The headline was sure to raise the ire of patriotic fans of the Second Amendment.
“Vietnam War veteran sentenced to 7 years in prison for buying ‘rare’ gun in the 1980s”.
A television station reported that a Plano, Texas, man, Alfred Pick, 70, was sentenced to seven years in prison for buying a rifle like one he carried before briefly being taken as a prisoner of war in Vietnam, where he was awarded the Silver Star.
It was a collector’s item, one of 14 weapons in his collection that included a number of rare guns.
Sometime in the 1980s, he purchased a military M14 rifle at a gun show, according to the story on a CBS television station.
The Bureau of Alcohol, Tobacco, Firearms and Explosives raided Pick’s home last year after hearing about the rifle.
Many readers were understandably outraged by Pick’s sentence, which he received after pleading guilty to purchasing the weapon.
The story did include important details, such as the fact that his wife had died two weeks before the raid, and that the rifle had a scratched-out serial number.
But the official release on the sentencing adds important details that might temper reader outrage.

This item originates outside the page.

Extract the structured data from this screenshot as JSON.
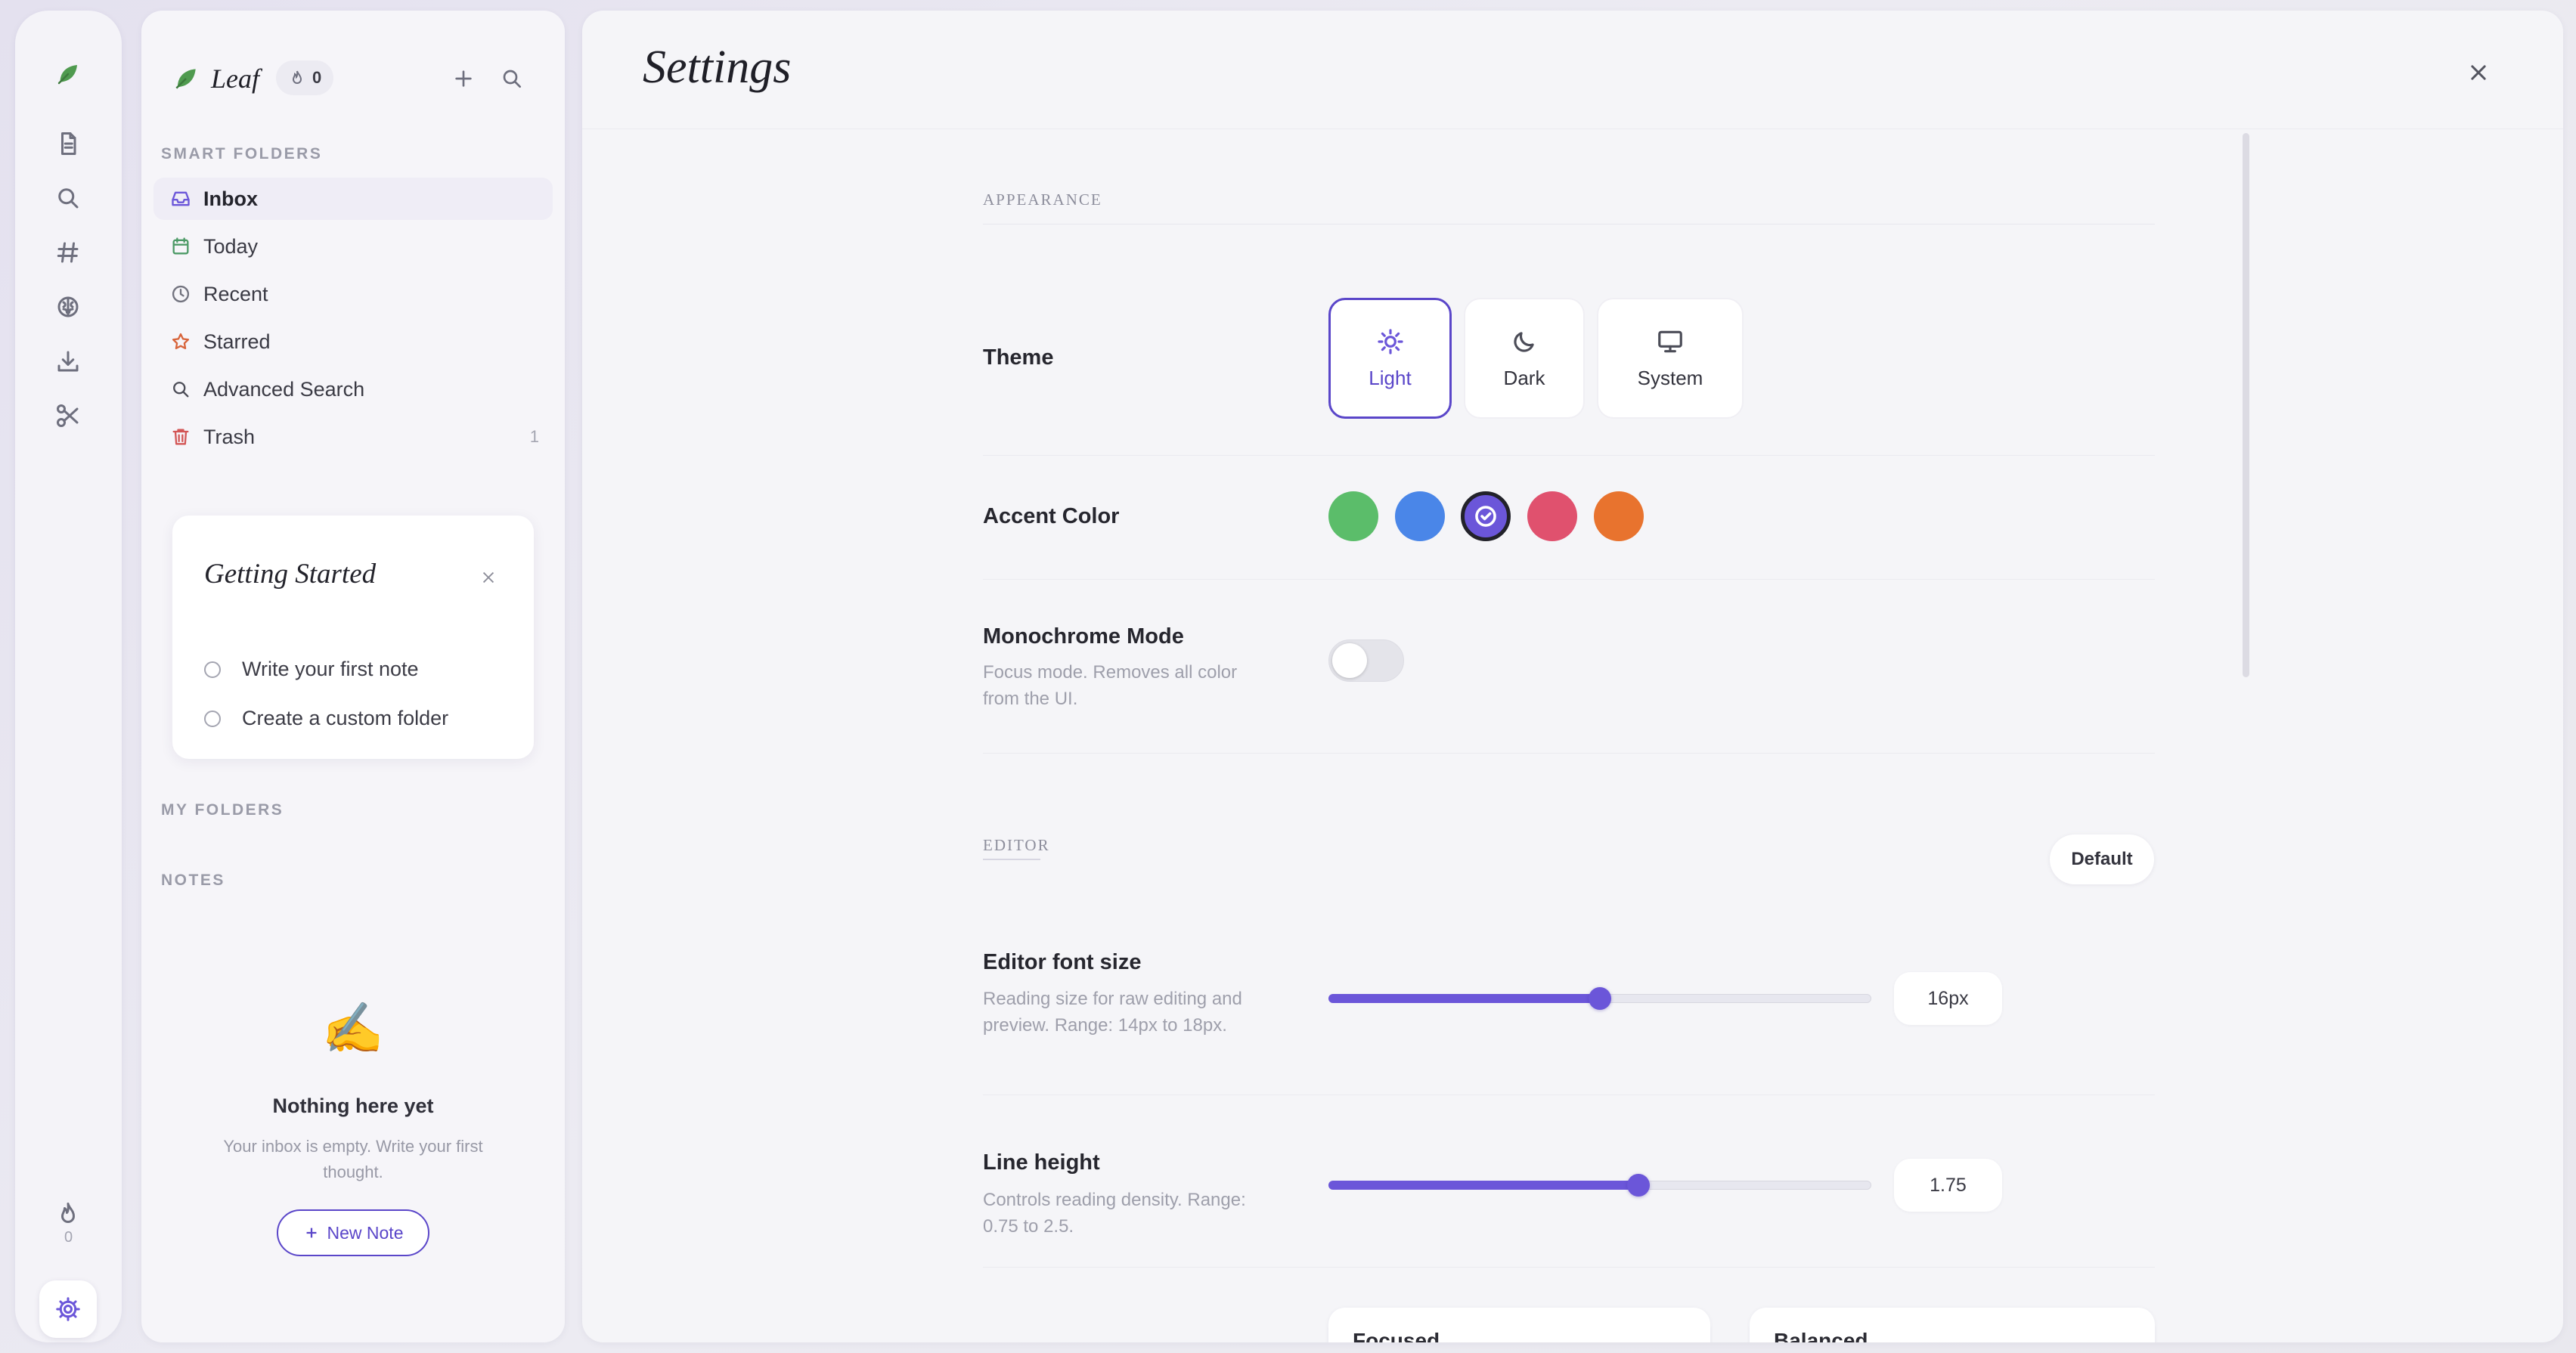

Pick actually pleaded guilty to possession of a firearm while an unlawful user of a controlled substance.
In October, Plano police were called to a hospital where Pick, upset over the treatment of a relative in the hospital, said he intended to return to the hospital with a firearm and “would shoot [hospital staff] in their kneecaps and elbows first and let them bleed.”
After he was taken into custody and delivered to authorities for a mental health evaluation, ATF agents, acting on a tip, obtained a search warrant and found over 2 grams of cocaine and 10 grams of marijuana at Pick’s house.
And, unlike the story as reported, officials said Pick told witnesses he had stolen a fully automatic “machine gun” with an obliterated serial number while he served in the military. An M14 is capable of fully-automatic operation.
Other details not included in the story are reports that Pick had repeatedly been cited for criminal trespass at various area hospitals with verbal and physical abuse of staff, police were called to restaurant parking lots twice in 2014 where he had reportedly threatened patrons and brandished handguns.
And, Pick’s daughter reported to investigators during the pre-sentence investigation that he had sexually abused her from the time she was 4 until 17, taking nude photographs to “chart her growth.”
“Obviously, there was a lot more to the sentence that was received — a sentence that Mr. Pick and his lawyers agreed to — than a single gun with a missing serial number,” said U.S. Attorney Joseph D. Brown.
“Although Mr. Pick was a decorated veteran, he would use that status routinely to try to excuse his repeated criminal behavior. This was also not a mental health issue,” Brown said, “it became a public safety issue.”
Facebook is full of stories from questionable sources, something both the U.S. Department of Justice and the social media site itself confirm.
It’s sad, however, when the network that was the home of Walter Cronkite, once the most respected voice in broadcast journalism, stoops to such shoddy tactics.